EXCERPTED DATA >>
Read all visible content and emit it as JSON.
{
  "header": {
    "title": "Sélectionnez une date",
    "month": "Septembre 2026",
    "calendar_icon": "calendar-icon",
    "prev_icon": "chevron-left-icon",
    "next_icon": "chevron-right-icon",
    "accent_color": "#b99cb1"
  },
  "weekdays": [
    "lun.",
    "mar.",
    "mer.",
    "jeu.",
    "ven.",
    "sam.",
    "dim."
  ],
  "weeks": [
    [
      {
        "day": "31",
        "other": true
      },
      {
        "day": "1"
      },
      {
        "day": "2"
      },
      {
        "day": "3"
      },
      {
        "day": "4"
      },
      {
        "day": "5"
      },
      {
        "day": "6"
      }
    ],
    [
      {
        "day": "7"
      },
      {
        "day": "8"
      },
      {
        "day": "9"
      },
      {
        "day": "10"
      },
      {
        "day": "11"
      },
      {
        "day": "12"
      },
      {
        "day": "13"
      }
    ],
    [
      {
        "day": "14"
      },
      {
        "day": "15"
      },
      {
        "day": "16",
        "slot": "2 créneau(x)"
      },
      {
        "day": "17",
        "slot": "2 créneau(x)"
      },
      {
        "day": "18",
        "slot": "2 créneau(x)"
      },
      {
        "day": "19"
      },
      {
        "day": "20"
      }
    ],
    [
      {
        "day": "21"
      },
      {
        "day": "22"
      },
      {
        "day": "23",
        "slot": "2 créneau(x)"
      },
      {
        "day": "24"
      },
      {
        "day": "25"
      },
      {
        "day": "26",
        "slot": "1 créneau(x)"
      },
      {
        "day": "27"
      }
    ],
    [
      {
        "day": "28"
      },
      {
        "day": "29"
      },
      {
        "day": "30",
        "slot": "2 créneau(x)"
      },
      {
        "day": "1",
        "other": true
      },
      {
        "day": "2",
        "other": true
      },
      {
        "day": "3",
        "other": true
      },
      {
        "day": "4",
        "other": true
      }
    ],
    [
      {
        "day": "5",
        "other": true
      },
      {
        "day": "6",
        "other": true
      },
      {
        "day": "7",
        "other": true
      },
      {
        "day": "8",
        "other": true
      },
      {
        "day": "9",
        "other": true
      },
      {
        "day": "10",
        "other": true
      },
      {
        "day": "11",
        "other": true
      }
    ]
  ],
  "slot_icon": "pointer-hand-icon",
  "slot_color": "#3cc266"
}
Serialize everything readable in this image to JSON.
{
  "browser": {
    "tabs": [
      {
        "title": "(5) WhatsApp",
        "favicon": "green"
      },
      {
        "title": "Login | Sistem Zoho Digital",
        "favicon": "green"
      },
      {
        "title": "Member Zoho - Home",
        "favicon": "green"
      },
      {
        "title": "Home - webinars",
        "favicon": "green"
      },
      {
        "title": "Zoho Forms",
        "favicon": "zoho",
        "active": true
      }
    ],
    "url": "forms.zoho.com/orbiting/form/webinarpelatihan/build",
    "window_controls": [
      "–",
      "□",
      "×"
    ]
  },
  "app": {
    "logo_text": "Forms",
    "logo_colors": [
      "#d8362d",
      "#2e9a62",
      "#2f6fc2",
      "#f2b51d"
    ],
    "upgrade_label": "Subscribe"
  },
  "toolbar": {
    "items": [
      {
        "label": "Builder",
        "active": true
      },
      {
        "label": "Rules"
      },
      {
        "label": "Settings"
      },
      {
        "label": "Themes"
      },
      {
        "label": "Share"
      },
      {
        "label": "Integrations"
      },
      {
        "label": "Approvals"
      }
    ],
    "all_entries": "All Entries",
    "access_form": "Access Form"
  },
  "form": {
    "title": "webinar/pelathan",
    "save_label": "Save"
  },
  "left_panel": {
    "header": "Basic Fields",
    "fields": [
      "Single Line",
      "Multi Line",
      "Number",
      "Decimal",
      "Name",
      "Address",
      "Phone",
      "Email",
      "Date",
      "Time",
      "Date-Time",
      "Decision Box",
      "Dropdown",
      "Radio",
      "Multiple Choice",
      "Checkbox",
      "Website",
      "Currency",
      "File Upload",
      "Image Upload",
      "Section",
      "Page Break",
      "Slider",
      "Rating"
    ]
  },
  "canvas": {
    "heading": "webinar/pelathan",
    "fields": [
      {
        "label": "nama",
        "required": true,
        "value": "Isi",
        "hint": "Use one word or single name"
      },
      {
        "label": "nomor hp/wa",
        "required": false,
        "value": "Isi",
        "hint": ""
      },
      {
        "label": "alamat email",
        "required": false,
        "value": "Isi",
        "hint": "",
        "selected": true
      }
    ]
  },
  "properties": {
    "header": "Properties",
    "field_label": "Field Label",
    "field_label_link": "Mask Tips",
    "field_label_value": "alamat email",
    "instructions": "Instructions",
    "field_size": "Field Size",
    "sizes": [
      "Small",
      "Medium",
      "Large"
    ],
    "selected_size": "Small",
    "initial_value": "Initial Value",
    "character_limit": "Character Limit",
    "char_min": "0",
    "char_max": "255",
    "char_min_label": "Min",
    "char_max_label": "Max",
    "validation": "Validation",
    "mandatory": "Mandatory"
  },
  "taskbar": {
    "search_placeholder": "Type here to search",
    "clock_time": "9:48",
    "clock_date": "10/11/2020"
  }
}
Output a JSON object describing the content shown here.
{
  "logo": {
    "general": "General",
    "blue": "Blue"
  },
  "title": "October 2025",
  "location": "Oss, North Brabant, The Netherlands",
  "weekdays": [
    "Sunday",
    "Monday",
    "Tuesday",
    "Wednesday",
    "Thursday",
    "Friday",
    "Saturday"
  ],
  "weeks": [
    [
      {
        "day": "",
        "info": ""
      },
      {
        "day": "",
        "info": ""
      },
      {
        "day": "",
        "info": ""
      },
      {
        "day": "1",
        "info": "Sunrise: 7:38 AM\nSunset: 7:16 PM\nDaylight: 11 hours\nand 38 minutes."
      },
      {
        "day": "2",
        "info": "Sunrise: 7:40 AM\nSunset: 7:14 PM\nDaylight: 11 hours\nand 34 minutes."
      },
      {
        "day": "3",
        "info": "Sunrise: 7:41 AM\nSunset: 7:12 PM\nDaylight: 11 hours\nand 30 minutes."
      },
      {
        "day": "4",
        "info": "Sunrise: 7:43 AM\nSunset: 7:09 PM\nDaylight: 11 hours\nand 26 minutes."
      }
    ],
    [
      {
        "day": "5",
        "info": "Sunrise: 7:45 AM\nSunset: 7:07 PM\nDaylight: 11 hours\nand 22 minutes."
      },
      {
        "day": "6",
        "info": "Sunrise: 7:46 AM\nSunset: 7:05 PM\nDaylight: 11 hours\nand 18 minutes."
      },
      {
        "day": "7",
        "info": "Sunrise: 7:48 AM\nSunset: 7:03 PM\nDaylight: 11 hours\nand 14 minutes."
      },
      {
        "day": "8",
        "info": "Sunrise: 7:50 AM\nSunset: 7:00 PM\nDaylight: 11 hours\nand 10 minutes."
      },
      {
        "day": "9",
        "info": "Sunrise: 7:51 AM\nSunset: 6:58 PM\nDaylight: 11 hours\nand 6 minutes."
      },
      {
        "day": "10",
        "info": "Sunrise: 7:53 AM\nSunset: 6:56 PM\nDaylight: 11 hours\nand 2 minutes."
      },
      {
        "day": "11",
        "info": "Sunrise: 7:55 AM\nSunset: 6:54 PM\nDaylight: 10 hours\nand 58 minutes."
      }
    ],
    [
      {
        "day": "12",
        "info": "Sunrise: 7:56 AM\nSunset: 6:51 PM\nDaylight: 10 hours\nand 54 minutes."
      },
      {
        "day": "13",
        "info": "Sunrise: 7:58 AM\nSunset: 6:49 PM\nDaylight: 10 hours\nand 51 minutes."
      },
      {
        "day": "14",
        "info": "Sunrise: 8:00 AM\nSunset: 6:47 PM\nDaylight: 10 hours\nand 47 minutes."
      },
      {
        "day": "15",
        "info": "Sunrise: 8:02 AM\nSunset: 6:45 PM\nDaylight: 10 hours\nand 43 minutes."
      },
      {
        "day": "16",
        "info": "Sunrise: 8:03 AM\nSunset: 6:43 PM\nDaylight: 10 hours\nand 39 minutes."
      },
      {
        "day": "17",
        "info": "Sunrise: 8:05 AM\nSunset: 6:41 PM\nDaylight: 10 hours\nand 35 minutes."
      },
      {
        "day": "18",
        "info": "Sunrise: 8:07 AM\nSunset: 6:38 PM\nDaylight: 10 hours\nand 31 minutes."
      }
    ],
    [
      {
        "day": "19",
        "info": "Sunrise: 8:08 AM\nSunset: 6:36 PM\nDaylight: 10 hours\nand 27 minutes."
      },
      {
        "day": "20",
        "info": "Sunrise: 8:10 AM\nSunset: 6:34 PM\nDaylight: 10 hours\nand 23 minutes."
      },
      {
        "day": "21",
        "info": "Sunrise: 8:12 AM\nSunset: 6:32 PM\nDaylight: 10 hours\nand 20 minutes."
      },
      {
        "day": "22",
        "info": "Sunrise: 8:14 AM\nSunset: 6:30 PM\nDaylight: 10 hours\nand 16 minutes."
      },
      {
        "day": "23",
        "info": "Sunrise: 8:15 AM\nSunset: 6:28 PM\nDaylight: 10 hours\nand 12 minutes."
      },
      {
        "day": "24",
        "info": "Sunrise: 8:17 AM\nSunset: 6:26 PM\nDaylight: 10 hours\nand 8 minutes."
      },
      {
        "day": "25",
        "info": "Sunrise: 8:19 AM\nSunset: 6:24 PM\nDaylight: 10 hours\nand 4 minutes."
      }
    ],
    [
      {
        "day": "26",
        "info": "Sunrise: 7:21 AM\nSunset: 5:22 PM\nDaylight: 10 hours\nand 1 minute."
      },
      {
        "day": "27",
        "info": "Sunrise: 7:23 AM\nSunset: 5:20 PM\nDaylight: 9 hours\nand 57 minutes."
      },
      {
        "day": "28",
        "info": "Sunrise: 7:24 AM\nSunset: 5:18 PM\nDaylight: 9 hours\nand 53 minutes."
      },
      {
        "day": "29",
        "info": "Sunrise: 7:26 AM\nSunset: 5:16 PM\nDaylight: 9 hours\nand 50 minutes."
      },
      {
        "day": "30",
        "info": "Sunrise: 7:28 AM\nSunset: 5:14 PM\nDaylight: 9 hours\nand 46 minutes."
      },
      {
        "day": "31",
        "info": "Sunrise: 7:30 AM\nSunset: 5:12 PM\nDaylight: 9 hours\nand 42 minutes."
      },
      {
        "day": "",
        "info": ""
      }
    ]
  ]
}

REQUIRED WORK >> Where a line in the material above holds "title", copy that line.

SOLUTION TO THIS TASK >>
    "title": "Sélectionnez une date",
        "title": "(5) WhatsApp",
        "title": "Login | Sistem Zoho Digital",
        "title": "Member Zoho - Home",
        "title": "Home - webinars",
        "title": "Zoho Forms",
    "title": "webinar/pelathan",
  "title": "October 2025",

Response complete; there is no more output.